Miami Dolphins head coach Adam Gase stands on the sideline during the first half of an NFL football game against the Seattle Seahawks, Sunday, Sept. 11, 2016, in Seattle. (AP Photo/Stephen Brashea

Plowing 86 yards in seven plays late in the fourth quarter, the Miami offense wiped away all the frustration that came before, including just four first downs through three quarters. Tannehill was in the middle of it all, too, right down to his 2-yard touchdown run on a quarterback draw with 4:08 to play.

Gase pumped his fist on the sidelines to mark his relief, knowing that the Dolphins defense still had more work to do but celebrating all the same. His NFL coaching debut was all about toughness, mental as well as physical, and the Seahawks won it in the end, converting a couple of desperate fourth-downs on a winning touchdown drive of 14 plays and 75 yards.

Wasted in the process was a great defensive effort by Miami until that point, featuring a couple of takeaways and consistent pressure on quarterback Russell Wilson by Cameron Wake and the rest of the defensive line. It didn’t help that wide receiver DeVante Parker was unavailable to Gase, or that running back Jay Ajayi didn’t even make the trip to Seattle. That second one was Gase’s choice, another attempt to establish his authority.

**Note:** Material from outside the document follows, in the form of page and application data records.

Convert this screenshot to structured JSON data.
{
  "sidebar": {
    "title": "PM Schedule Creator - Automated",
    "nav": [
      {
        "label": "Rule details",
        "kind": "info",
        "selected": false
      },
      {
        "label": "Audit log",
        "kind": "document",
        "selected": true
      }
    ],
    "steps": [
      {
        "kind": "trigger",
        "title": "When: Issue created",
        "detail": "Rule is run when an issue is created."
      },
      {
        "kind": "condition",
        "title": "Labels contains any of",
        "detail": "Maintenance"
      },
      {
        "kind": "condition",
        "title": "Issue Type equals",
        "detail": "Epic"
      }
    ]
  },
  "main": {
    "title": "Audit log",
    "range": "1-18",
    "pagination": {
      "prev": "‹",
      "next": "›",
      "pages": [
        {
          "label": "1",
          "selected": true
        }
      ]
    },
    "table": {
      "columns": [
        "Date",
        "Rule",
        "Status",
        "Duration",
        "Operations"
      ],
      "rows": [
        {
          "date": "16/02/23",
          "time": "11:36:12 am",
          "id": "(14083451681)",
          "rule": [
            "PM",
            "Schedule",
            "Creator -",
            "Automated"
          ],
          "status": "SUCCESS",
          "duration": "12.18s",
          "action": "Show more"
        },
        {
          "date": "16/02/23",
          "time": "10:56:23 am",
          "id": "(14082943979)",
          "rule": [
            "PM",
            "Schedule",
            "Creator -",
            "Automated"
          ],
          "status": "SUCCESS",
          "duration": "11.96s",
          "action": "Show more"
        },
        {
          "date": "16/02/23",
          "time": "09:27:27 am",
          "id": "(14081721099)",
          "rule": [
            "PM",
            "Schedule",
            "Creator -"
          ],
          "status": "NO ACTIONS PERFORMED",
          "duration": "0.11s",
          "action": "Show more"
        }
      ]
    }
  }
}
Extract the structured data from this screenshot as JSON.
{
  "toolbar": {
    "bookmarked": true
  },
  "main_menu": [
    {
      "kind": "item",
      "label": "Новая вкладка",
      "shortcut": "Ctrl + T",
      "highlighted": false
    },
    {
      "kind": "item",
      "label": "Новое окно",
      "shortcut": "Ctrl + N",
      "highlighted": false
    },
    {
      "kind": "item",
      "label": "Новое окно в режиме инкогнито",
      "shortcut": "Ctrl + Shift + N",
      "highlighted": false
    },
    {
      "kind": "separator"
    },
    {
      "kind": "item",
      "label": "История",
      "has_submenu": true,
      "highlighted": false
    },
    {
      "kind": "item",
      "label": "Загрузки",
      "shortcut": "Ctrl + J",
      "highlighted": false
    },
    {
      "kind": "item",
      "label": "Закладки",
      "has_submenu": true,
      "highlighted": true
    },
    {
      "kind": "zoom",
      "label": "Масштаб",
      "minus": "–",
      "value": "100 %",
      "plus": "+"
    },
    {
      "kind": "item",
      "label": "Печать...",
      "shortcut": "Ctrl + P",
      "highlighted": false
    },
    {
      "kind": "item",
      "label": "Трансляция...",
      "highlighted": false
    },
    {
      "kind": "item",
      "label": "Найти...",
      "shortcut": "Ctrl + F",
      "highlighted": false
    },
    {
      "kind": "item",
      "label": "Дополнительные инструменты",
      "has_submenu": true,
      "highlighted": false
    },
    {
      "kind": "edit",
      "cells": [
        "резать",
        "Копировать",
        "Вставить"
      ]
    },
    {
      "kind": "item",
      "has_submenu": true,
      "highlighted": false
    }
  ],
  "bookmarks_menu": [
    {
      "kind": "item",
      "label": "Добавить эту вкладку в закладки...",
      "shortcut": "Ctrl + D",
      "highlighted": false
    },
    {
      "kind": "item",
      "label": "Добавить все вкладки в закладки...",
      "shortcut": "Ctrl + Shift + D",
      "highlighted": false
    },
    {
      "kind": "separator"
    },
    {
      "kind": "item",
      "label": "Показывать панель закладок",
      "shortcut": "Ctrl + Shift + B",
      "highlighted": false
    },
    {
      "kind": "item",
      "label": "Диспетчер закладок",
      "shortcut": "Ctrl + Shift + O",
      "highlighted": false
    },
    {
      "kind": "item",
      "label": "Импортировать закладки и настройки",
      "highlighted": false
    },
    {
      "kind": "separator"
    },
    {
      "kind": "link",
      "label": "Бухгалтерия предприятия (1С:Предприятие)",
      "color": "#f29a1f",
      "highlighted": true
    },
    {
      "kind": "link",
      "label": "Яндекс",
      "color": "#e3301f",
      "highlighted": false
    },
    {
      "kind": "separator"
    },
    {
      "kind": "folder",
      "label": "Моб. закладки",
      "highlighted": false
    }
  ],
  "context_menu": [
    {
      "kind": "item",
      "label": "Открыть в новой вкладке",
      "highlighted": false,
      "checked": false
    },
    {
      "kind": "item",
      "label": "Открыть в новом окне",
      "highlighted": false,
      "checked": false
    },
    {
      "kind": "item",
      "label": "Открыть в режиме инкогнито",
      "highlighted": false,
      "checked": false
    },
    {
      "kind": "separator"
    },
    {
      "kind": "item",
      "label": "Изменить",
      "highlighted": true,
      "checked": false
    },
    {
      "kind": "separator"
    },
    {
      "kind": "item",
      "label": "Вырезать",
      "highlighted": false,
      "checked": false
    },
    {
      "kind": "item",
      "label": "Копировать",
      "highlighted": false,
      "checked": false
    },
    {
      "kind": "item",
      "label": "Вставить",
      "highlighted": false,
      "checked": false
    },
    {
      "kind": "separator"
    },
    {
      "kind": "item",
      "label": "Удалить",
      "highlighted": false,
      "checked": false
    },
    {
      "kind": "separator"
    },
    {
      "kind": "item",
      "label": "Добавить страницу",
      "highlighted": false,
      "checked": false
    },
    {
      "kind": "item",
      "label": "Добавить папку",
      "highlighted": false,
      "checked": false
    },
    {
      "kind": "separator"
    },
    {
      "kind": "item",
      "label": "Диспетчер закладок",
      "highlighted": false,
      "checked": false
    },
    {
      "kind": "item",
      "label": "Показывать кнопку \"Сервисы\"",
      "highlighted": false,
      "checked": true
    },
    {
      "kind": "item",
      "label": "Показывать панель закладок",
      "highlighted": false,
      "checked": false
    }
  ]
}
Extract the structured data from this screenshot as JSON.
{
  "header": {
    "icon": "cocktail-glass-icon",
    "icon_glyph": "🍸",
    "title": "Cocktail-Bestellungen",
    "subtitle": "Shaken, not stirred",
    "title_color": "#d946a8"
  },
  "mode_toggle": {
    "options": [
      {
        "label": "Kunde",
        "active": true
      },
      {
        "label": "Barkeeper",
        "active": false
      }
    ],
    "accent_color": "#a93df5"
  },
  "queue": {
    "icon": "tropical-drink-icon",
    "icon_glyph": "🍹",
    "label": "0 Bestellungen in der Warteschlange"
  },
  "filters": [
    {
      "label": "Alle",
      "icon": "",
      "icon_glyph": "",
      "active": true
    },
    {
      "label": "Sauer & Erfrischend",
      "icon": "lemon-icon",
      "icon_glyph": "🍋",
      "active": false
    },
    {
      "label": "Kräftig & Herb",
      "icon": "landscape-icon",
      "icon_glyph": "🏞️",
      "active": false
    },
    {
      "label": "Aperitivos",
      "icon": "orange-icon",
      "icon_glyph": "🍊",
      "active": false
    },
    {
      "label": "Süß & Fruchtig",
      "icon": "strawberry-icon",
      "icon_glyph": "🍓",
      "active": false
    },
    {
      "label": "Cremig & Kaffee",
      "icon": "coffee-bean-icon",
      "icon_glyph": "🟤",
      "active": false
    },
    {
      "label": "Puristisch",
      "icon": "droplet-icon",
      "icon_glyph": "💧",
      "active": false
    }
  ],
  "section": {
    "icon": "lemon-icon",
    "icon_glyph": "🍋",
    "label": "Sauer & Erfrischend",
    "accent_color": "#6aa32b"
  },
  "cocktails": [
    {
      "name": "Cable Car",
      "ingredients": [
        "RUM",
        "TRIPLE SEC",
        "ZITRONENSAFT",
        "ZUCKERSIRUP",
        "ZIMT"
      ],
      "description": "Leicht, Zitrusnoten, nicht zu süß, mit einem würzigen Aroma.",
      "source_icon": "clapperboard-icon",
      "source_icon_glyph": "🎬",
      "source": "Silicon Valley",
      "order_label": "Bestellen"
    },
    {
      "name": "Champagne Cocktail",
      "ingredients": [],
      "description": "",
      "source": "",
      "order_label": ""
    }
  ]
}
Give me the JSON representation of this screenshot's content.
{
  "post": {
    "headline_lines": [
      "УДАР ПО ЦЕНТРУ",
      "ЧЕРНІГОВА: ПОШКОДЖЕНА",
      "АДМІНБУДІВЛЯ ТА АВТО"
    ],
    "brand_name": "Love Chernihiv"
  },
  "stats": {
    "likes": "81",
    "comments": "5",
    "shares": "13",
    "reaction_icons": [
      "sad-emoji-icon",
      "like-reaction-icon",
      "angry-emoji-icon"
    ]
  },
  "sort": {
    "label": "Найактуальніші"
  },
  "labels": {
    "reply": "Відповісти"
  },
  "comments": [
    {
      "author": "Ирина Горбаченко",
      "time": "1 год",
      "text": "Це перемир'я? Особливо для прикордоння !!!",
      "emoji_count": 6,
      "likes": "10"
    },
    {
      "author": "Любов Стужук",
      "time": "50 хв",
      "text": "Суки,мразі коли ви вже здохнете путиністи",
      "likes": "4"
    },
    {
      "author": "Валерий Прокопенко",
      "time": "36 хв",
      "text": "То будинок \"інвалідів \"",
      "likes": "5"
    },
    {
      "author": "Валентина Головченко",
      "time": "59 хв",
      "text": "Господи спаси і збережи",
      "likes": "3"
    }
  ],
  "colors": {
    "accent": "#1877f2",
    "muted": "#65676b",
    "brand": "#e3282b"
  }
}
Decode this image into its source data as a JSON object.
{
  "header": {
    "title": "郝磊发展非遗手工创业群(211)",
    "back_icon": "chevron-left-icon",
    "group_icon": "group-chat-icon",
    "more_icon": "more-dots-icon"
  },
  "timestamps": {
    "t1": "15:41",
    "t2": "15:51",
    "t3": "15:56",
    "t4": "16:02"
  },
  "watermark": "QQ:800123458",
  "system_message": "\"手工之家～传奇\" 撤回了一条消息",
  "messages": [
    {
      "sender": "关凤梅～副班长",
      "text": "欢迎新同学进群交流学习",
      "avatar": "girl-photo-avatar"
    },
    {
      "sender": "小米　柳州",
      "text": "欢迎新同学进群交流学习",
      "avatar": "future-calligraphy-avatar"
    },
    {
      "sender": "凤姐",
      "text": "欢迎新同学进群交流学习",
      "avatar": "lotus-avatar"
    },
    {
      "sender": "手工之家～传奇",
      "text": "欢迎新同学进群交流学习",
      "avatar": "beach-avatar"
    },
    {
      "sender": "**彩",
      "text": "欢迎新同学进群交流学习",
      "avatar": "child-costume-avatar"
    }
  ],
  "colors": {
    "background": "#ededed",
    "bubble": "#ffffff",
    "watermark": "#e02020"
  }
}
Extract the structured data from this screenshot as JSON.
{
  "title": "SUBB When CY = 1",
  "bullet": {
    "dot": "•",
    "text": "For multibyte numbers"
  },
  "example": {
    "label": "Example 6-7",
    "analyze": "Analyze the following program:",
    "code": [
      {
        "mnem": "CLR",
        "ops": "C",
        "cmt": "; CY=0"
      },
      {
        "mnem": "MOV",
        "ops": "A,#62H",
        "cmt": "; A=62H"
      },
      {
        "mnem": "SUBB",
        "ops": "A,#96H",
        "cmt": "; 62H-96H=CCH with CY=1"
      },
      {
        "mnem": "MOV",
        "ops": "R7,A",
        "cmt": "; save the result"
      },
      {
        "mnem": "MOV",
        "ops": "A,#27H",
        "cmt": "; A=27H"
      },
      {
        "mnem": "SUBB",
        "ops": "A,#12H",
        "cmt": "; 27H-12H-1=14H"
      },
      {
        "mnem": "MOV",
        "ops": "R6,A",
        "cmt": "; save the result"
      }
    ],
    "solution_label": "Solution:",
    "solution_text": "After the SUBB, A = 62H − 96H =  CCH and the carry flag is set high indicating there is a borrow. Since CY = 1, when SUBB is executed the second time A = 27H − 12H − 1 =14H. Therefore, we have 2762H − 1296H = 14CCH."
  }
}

Any way you slice it, though, there is a talent gap between Miami and the league’s top contenders. Through a long, tense afternoon, one that started with the provocative decision by four Dolphins to kneel during the national anthem, it took everything the Dolphins had to sluggish Seahawks from breaking free, and for most of the game Miami didn’t look significantly better on offense than it was a year ago.

That will drive him with a trip to New England coming up next week. It’s a game that Miami could win. Simply talking about a potential 2-0 start with a schedule like this is a departure from all we have come to expect from the Dolphins in recent years. Credit Gase with changing our minds, and the Dolphins’ attitude, too.

Gase’s fourth-down gamble in the first quarter was a solid move. Too bad the execution wasn’t sharp, with Arian Foster getting stuffed fno gain at the Seattle 17-yard line and a field-goal opportunity going by the boards. Either way, it’s good to see an aggressive coach trying to make a statement with his new team, one that shows faith in his defense and emphasizes his own responsibility for inventive playcalling.

It would have been easier to go by the book there, but really, how would that be any different than Joe Philbin still coaching here?

Check back later for a full column with locker-room quotes and reactions. It’s going to be an interesting season. Even the national anthem had drama. Even this loss had hope.